RealTime IT News

Security's Starring Role in Oracle's 10g DB

Eighteen months after its grid computing Database 10g product took to the streets with a fervor, Oracle is pounding the pavement again with the second release of the software.

Database 10g Release 2 (R2) includes increased XML support, tighter security and more automation, perks that Oracle officials said should give the product a leg up over competing database software from IBM and Microsoft.

Oracle released the first Oracle Database 10g in 2004 amid great fanfare. The Redwood Shores, Calif., company hyped its revised database software as unique compared to software from its competitors.

Oracle touts its product as ideal for handling grid computing. This is because the software offers clustering, workload management and a good deal of automation to take manual administrative tasks such as performance tuning, disk and memory management, out of human hands.

R2 extends those self-managing capabilities and then some, according to Mark Townsend and Willie Hardie, senior directors in Oracle's database unit.

The executives said customers have asked for improvements because databases are exponentially growing with each glut of information that squeezes through corporate networks. Much of this data must be saved for specific lengths of time in order to comply with federal regulations such as Sarbanes-Oxley.

Security is a major bugbear for corporations today. Headlines blare news of banks losing data tapes or facing fraudulent breaches.

While Oracle has encrypted data at the column level since release 8i, Hardie said Database 10g R2 has technology for transparently encrypting data and personal information without the need for developers to rewrite applications.

This is key because much of the data in databases is rendered in clear text.

"In 8i, 9i, and 10G R1, you could use an API to encrypt or decrypt your data as you updated it," Hardie explained. "It'd work very well if you were building a new app."

"But if you had a legacy app or packaged app, it's hard to retrofit encryption into those environments. In R2, you can go in and physically change the column definition in the database, making it transparent to apps that use it."

Forrester Research analyst Noel Yuhanna said the security features put Oracle head of IBM and Microsoft for now, noting that SQL Server 2005 will have strong encryption when the Redmond giant produces the gold code to its software.

"Some compliance requirements require encryption of data [California Senate Bill 1386, for example] and until now we never had a really comprehensive addressed encryption from database vendors," Yuhanna said. "I think it's going to be very popular for customers in the financial sector and the banking sector that really want to protect the data."

The analyst said the security upgrade could lure new customers. Oracle is banking on that proposition.

While security is a major perk, Oracle has boosted XML support in its database again, after supporting XML natively in R1. With R2, the company is the first major database maker to add support for the W3C's XML Query standard for accessing XML data, said Townsend.

Oracle has also increased support for rival Microsoft's Windows software via stored procedures implemented in the Common Runtime Language (CLR) and enhanced integration with Visual Studio.

The new release will also feature an open API for Oracle's clusterware, Cluster Ready Services.
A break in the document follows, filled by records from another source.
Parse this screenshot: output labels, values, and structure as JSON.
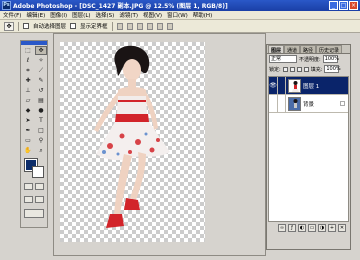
{
  "window": {
    "title": "Adobe Photoshop - [DSC_1427 副本.JPG @ 12.5% (图层 1, RGB/8)]",
    "app_icon": "Ps",
    "min": "_",
    "max": "□",
    "close": "×"
  },
  "menu": [
    "文件(F)",
    "编辑(E)",
    "图像(I)",
    "图层(L)",
    "选择(S)",
    "滤镜(T)",
    "视图(V)",
    "窗口(W)",
    "帮助(H)"
  ],
  "options": {
    "auto_select_label": "自动选择图层",
    "show_bounds_label": "显示定界框"
  },
  "toolbox": {
    "foreground_color": "#0d2d6a",
    "background_color": "#ffffff"
  },
  "layers_panel": {
    "tabs": [
      "图层",
      "通道",
      "路径",
      "历史记录"
    ],
    "blend_mode": "正常",
    "opacity_label": "不透明度:",
    "opacity": "100%",
    "lock_label": "锁定:",
    "fill_label": "填充:",
    "fill": "100%",
    "layers": [
      {
        "name": "图层 1",
        "selected": true
      },
      {
        "name": "背景",
        "selected": false
      }
    ],
    "eye_glyph": "👁"
  },
  "colors": {
    "title_bar": "#1a3fa6",
    "selected_layer": "#0a246a",
    "dress_red": "#d2242a"
  }
}
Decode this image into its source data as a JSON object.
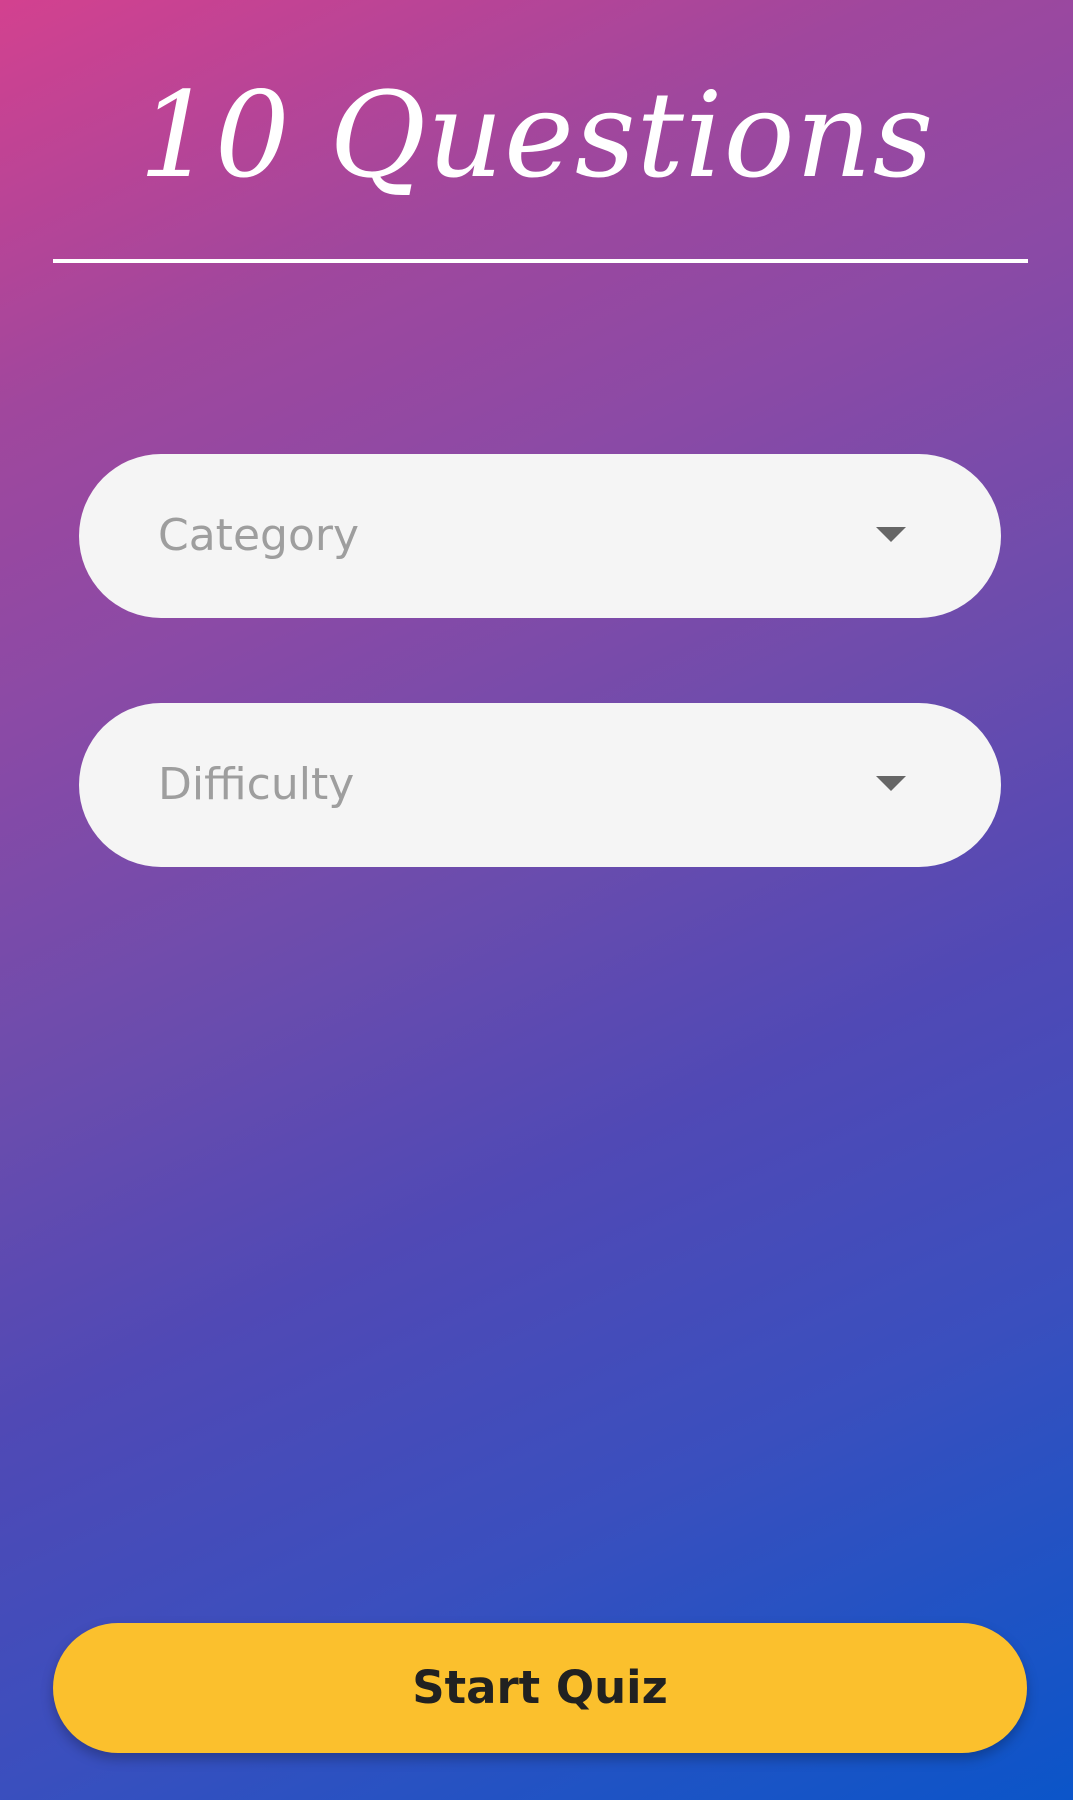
{
  "header": {
    "title": "10 Questions"
  },
  "form": {
    "category": {
      "placeholder": "Category",
      "icon": "dropdown-caret-icon"
    },
    "difficulty": {
      "placeholder": "Difficulty",
      "icon": "dropdown-caret-icon"
    }
  },
  "actions": {
    "start_label": "Start Quiz"
  },
  "colors": {
    "gradient_start": "#d3418f",
    "gradient_end": "#0b55c9",
    "select_bg": "#f5f5f5",
    "placeholder_text": "#9e9e9e",
    "button_bg": "#fbc02d",
    "button_text": "#212121"
  }
}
Townsend said that 10g R1 consolidated data onto clustered Linux servers with the company's own clusterware system. With R2, users can cluster Apache Web servers.

This should appeal to customers who looking for more open source options. And new load balancing tolls in Oracle's Real Application Clusters triggers speedy server utilization patterns across a cluster.

R2 will also feature new storage options. These include backup-to-tape; spiced up automated failover tools to come back online quickly after a disaster; more automated storage management options; and storage virtualization.